*Entries supplied*
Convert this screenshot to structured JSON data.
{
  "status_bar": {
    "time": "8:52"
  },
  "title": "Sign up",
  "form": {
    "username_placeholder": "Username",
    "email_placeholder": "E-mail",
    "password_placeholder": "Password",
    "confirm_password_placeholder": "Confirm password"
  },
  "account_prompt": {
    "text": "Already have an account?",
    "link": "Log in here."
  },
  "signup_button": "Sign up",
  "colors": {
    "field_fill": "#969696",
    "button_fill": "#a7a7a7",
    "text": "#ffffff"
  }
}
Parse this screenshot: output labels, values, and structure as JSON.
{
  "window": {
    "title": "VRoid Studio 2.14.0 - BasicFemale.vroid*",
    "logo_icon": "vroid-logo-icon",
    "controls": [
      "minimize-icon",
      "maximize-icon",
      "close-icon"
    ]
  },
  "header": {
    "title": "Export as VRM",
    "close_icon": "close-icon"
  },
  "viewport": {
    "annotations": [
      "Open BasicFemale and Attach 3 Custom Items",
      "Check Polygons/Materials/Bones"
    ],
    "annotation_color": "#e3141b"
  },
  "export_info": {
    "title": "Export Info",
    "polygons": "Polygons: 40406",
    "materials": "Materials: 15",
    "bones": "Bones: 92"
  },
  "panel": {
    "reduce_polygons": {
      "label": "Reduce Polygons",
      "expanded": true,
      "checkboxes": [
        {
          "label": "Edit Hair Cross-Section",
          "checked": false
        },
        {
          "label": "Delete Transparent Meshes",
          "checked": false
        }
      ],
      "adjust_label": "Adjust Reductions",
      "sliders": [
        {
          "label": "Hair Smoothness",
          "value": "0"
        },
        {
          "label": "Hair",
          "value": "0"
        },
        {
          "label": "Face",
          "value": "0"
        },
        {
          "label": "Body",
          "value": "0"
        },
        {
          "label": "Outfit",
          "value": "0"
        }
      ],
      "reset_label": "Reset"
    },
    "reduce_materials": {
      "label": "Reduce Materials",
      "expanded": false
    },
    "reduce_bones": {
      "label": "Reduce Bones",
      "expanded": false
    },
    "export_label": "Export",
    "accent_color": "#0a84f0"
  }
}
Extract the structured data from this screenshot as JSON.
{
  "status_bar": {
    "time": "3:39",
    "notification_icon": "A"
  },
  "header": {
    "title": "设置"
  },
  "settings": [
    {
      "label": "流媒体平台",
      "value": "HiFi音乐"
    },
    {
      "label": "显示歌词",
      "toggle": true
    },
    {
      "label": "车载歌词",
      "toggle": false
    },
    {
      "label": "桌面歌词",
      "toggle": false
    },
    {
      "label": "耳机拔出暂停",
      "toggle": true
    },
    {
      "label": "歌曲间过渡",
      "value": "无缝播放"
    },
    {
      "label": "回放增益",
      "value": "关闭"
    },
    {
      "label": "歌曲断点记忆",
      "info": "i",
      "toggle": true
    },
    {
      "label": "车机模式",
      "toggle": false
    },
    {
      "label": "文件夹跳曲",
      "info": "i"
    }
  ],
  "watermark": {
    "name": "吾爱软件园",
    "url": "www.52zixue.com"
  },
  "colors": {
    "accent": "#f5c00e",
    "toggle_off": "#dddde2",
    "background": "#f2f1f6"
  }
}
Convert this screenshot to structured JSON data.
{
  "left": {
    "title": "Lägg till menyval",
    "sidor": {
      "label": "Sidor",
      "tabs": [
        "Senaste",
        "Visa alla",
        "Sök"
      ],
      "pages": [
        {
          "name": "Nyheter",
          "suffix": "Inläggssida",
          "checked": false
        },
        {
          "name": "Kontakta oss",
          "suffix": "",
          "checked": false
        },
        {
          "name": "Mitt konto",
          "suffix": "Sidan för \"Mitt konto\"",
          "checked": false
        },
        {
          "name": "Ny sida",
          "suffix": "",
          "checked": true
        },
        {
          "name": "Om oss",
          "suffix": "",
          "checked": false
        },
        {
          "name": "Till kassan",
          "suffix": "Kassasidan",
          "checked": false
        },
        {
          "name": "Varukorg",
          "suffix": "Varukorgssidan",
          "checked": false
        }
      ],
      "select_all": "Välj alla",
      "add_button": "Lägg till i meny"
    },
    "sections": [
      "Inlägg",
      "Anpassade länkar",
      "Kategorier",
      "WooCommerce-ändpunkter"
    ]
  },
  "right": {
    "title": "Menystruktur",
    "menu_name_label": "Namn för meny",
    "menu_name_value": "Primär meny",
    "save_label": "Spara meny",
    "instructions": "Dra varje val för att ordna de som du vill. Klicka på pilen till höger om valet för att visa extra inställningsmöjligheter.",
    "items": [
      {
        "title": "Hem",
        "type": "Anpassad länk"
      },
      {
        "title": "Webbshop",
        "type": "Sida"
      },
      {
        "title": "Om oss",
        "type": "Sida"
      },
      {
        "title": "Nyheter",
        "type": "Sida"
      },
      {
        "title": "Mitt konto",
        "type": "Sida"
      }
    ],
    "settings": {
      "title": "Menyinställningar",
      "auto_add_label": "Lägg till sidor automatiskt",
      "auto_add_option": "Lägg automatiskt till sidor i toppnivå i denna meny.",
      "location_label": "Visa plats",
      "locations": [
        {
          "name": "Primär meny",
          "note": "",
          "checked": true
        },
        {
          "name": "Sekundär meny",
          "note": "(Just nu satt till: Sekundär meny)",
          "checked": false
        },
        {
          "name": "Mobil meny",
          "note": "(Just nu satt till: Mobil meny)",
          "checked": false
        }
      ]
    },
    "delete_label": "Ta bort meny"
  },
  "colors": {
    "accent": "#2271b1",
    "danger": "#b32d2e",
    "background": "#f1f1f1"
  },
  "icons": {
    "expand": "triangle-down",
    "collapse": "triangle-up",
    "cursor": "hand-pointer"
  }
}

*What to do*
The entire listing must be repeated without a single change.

*Solution to this problem*
Convert this screenshot to structured JSON data.
{
  "status_bar": {
    "time": "8:52"
  },
  "title": "Sign up",
  "form": {
    "username_placeholder": "Username",
    "email_placeholder": "E-mail",
    "password_placeholder": "Password",
    "confirm_password_placeholder": "Confirm password"
  },
  "account_prompt": {
    "text": "Already have an account?",
    "link": "Log in here."
  },
  "signup_button": "Sign up",
  "colors": {
    "field_fill": "#969696",
    "button_fill": "#a7a7a7",
    "text": "#ffffff"
  }
}
Parse this screenshot: output labels, values, and structure as JSON.
{
  "window": {
    "title": "VRoid Studio 2.14.0 - BasicFemale.vroid*",
    "logo_icon": "vroid-logo-icon",
    "controls": [
      "minimize-icon",
      "maximize-icon",
      "close-icon"
    ]
  },
  "header": {
    "title": "Export as VRM",
    "close_icon": "close-icon"
  },
  "viewport": {
    "annotations": [
      "Open BasicFemale and Attach 3 Custom Items",
      "Check Polygons/Materials/Bones"
    ],
    "annotation_color": "#e3141b"
  },
  "export_info": {
    "title": "Export Info",
    "polygons": "Polygons: 40406",
    "materials": "Materials: 15",
    "bones": "Bones: 92"
  },
  "panel": {
    "reduce_polygons": {
      "label": "Reduce Polygons",
      "expanded": true,
      "checkboxes": [
        {
          "label": "Edit Hair Cross-Section",
          "checked": false
        },
        {
          "label": "Delete Transparent Meshes",
          "checked": false
        }
      ],
      "adjust_label": "Adjust Reductions",
      "sliders": [
        {
          "label": "Hair Smoothness",
          "value": "0"
        },
        {
          "label": "Hair",
          "value": "0"
        },
        {
          "label": "Face",
          "value": "0"
        },
        {
          "label": "Body",
          "value": "0"
        },
        {
          "label": "Outfit",
          "value": "0"
        }
      ],
      "reset_label": "Reset"
    },
    "reduce_materials": {
      "label": "Reduce Materials",
      "expanded": false
    },
    "reduce_bones": {
      "label": "Reduce Bones",
      "expanded": false
    },
    "export_label": "Export",
    "accent_color": "#0a84f0"
  }
}
Extract the structured data from this screenshot as JSON.
{
  "status_bar": {
    "time": "3:39",
    "notification_icon": "A"
  },
  "header": {
    "title": "设置"
  },
  "settings": [
    {
      "label": "流媒体平台",
      "value": "HiFi音乐"
    },
    {
      "label": "显示歌词",
      "toggle": true
    },
    {
      "label": "车载歌词",
      "toggle": false
    },
    {
      "label": "桌面歌词",
      "toggle": false
    },
    {
      "label": "耳机拔出暂停",
      "toggle": true
    },
    {
      "label": "歌曲间过渡",
      "value": "无缝播放"
    },
    {
      "label": "回放增益",
      "value": "关闭"
    },
    {
      "label": "歌曲断点记忆",
      "info": "i",
      "toggle": true
    },
    {
      "label": "车机模式",
      "toggle": false
    },
    {
      "label": "文件夹跳曲",
      "info": "i"
    }
  ],
  "watermark": {
    "name": "吾爱软件园",
    "url": "www.52zixue.com"
  },
  "colors": {
    "accent": "#f5c00e",
    "toggle_off": "#dddde2",
    "background": "#f2f1f6"
  }
}
Convert this screenshot to structured JSON data.
{
  "left": {
    "title": "Lägg till menyval",
    "sidor": {
      "label": "Sidor",
      "tabs": [
        "Senaste",
        "Visa alla",
        "Sök"
      ],
      "pages": [
        {
          "name": "Nyheter",
          "suffix": "Inläggssida",
          "checked": false
        },
        {
          "name": "Kontakta oss",
          "suffix": "",
          "checked": false
        },
        {
          "name": "Mitt konto",
          "suffix": "Sidan för \"Mitt konto\"",
          "checked": false
        },
        {
          "name": "Ny sida",
          "suffix": "",
          "checked": true
        },
        {
          "name": "Om oss",
          "suffix": "",
          "checked": false
        },
        {
          "name": "Till kassan",
          "suffix": "Kassasidan",
          "checked": false
        },
        {
          "name": "Varukorg",
          "suffix": "Varukorgssidan",
          "checked": false
        }
      ],
      "select_all": "Välj alla",
      "add_button": "Lägg till i meny"
    },
    "sections": [
      "Inlägg",
      "Anpassade länkar",
      "Kategorier",
      "WooCommerce-ändpunkter"
    ]
  },
  "right": {
    "title": "Menystruktur",
    "menu_name_label": "Namn för meny",
    "menu_name_value": "Primär meny",
    "save_label": "Spara meny",
    "instructions": "Dra varje val för att ordna de som du vill. Klicka på pilen till höger om valet för att visa extra inställningsmöjligheter.",
    "items": [
      {
        "title": "Hem",
        "type": "Anpassad länk"
      },
      {
        "title": "Webbshop",
        "type": "Sida"
      },
      {
        "title": "Om oss",
        "type": "Sida"
      },
      {
        "title": "Nyheter",
        "type": "Sida"
      },
      {
        "title": "Mitt konto",
        "type": "Sida"
      }
    ],
    "settings": {
      "title": "Menyinställningar",
      "auto_add_label": "Lägg till sidor automatiskt",
      "auto_add_option": "Lägg automatiskt till sidor i toppnivå i denna meny.",
      "location_label": "Visa plats",
      "locations": [
        {
          "name": "Primär meny",
          "note": "",
          "checked": true
        },
        {
          "name": "Sekundär meny",
          "note": "(Just nu satt till: Sekundär meny)",
          "checked": false
        },
        {
          "name": "Mobil meny",
          "note": "(Just nu satt till: Mobil meny)",
          "checked": false
        }
      ]
    },
    "delete_label": "Ta bort meny"
  },
  "colors": {
    "accent": "#2271b1",
    "danger": "#b32d2e",
    "background": "#f1f1f1"
  },
  "icons": {
    "expand": "triangle-down",
    "collapse": "triangle-up",
    "cursor": "hand-pointer"
  }
}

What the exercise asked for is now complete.